Sporting Life

I participated in the inaugural Ottawa Sporting Life 10K race over the weekend. It was a 10K circuit along the Canal (always a great running route), starting and ending by Landsdowne. It’s also been my first tour of the newly redeveloped space – it’s a beautiful and fascinating part of town that I rarely visit. Landsdowne / TD Place manages to feel both big and cozy at the same time.

My biggest fear about the race was not being able to run it because of my leg. In true House-ian fashion, I have been suffering from a leg pain since late February. Unlike the dear doctor, mine just came out of nowhere. Like the doctor, the early solution was to down meds (naproxen, not vicadin). After a month of that with the pain, duller but lingering, I decided that physio would be a better, longer term solution.

Thankfully, it has been an improvement. The pain has shifted and it easier to deal with, but still, up to this point, I haven’t had the ability to run more than about 4K. So, how was it adding on six more kilometres without any training, with the risk if dialing back my leg’s progress?

In the recovery area, sporting a new medal

It was a struggle. I walked a few times throughout the back half of the race. Fortunately, despite it all, my time was only about three minutes longer than my last 10K race time. The course along the Canal by TD Place and Landsdowne was beautiful this time of year, and not too hot, thanks to the rain that fell the night prior. The event itself was fairly small, too, which gave me lots of space to go at my pace.

Plus, the medals are pretty awesome!

Sporting Life MedalMy next race is Ottawa Race Weekend. I’m hoping that I’ll hit a faster time, but now it seems that I’m also contending with a pain in my left knee. If this how growing old starts, I’m already not a fan. Long life youth!

Charlie

The Runner

Ottawa Race Weekend course in downtown Ottawa, as run by me and Nike+GPS

When it comes to running, May was a big month for me. I ran my fastest 1k (5:02), mile (8:17), 5k (29:18), and my furthest distance (5.13k). I also recorded my 250th kilometre with Nike+ and Nike+GPS since I started using it early last year.

To top it off, I ran the 5k in the Ottawa Race Weekend with 9678 other lovely people, and managed to place 2380th (top 25%) quite a step up from finishing 5621 of 7354 at last year’s army run (top 77%). But to put my result in some context, the fastest result of the Ottawa Race Weekend 10k race reached the end faster than I did in the 5k.

Waiting before the Ottawa Race Weekend 5K

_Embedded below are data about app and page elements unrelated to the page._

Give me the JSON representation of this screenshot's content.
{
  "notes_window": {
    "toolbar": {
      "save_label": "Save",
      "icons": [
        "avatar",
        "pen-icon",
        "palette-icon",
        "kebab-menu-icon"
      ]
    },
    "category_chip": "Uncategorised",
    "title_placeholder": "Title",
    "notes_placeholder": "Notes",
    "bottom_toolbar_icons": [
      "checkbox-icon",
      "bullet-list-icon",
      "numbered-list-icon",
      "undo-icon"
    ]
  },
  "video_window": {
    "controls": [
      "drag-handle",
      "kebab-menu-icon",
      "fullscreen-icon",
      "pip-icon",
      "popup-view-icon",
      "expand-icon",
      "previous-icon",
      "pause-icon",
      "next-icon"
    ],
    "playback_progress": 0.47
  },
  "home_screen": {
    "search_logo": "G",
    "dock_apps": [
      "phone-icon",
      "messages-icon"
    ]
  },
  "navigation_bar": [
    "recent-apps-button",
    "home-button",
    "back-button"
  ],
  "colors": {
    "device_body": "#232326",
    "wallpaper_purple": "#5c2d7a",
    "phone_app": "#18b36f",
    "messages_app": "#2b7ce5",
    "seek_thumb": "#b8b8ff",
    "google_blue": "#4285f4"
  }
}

The race itself was very good. It’s a very different feeling – and very motivating – running with 9000 people, at once. You see someone in front of you that doesn’t look like they’re going very fast, so you try to pass them. In a quiet moment, a bunch of people will pass you. The people watching along the side, cheering for loved ones (and cheering for everyone in general) is great to see too. The best, though, must have been some of the signs that people held up. One was “halfway there – just kidding” around the 4-4.5km mark. My favourite that made me laugh while running was, “your pace or mine?” Twitter tells me Lululemon had something to do with some of these motivational messages. Good on them!

Starting the Race

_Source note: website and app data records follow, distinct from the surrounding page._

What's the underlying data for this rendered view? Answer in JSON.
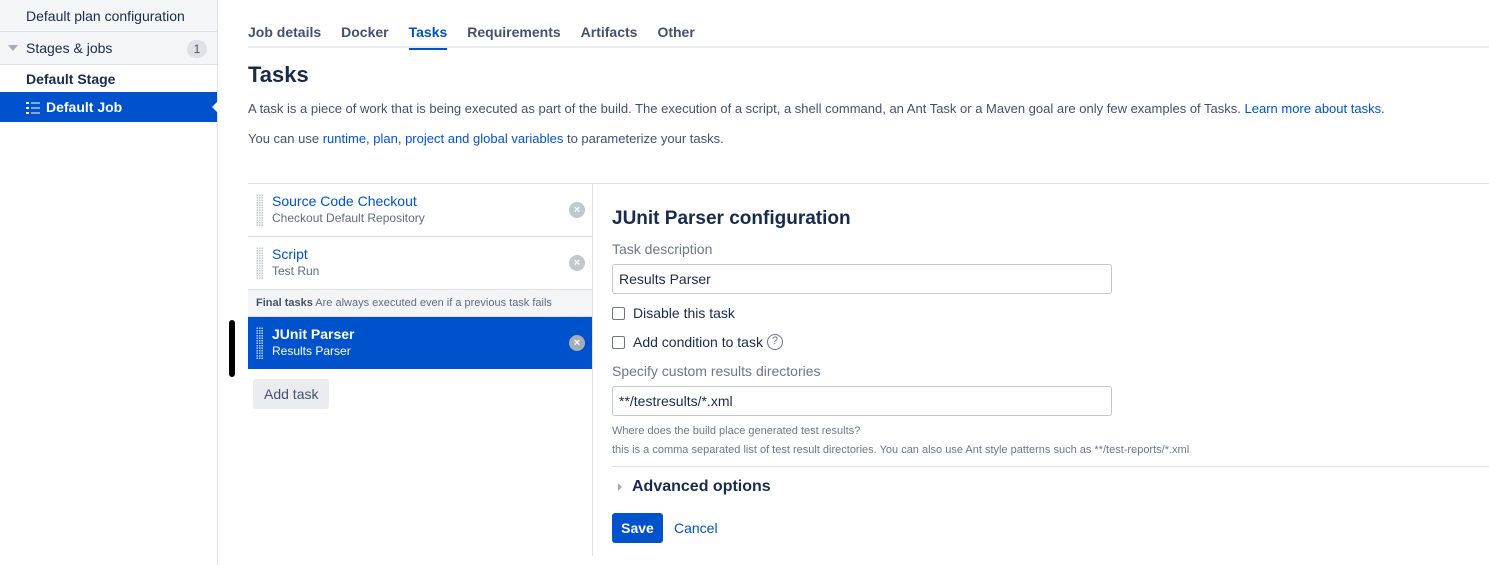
{
  "sidebar": {
    "plan_config": "Default plan configuration",
    "stages_label": "Stages & jobs",
    "stages_count": "1",
    "stage_name": "Default Stage",
    "job_name": "Default Job"
  },
  "tabs": [
    {
      "label": "Job details"
    },
    {
      "label": "Docker"
    },
    {
      "label": "Tasks",
      "active": true
    },
    {
      "label": "Requirements"
    },
    {
      "label": "Artifacts"
    },
    {
      "label": "Other"
    }
  ],
  "page": {
    "title": "Tasks",
    "desc1_text": "A task is a piece of work that is being executed as part of the build. The execution of a script, a shell command, an Ant Task or a Maven goal are only few examples of Tasks. ",
    "desc1_link": "Learn more about tasks.",
    "desc2_prefix": "You can use ",
    "desc2_link": "runtime, plan, project and global variables",
    "desc2_suffix": " to parameterize your tasks."
  },
  "tasks": [
    {
      "name": "Source Code Checkout",
      "description": "Checkout Default Repository"
    },
    {
      "name": "Script",
      "description": "Test Run"
    }
  ],
  "final_tasks": {
    "header_bold": "Final tasks",
    "header_text": " Are always executed even if a previous task fails",
    "items": [
      {
        "name": "JUnit Parser",
        "description": "Results Parser",
        "selected": true
      }
    ]
  },
  "add_task_label": "Add task",
  "remove_icon_glyph": "×",
  "config": {
    "title": "JUnit Parser configuration",
    "task_description_label": "Task description",
    "task_description_value": "Results Parser",
    "disable_label": "Disable this task",
    "disable_checked": false,
    "condition_label": "Add condition to task",
    "condition_checked": false,
    "help_glyph": "?",
    "results_dirs_label": "Specify custom results directories",
    "results_dirs_value": "**/testresults/*.xml",
    "help_line1": "Where does the build place generated test results?",
    "help_line2": "this is a comma separated list of test result directories. You can also use Ant style patterns such as **/test-reports/*.xml",
    "advanced_label": "Advanced options",
    "save_label": "Save",
    "cancel_label": "Cancel"
  },
  "colors": {
    "accent": "#0052cc",
    "text": "#172b4d",
    "muted": "#6b778c"
  }
}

Regardless, I’m quite happy with being able to do this. High school me who couldn’t run halfway around the school (650m, give or take) in phys ed would be very impressed. I’m hoping to do at least another Army Run this year. Maybe Terry Fox. Maybe the Ottawa Hospital Rattle Me Bones Run (I am a valuable member of their team, after all).

The big question is, what do I do to become a better runner. Is it possible for me to stay motivated through a longer 6-, 8-, or even 10k? Should I push myself harder and shave valuable seconds off each kilometre I run? I’m not really looking to eventually do a marathon. I mean, I’m sure it’s great to be able to do one, but 40+ km is a whole lot of distance to cover, and I’m sure they don’t allow of napping breaks.

Yellow Corral for 30-35-minute finishers. I did it in 29:44.9.

 Perhaps I should just get used to running 5k at a time. Hit it every time I run. After doing that a while, perhaps adding a km or two wouldn’t seem so challenging. And naturally, I would speed up in the process. I suppose there are many, many hot, muggy summer evenings for me to try to figure it out… And a few more medals (and mosquito bites) to be had in the process.

5K Medal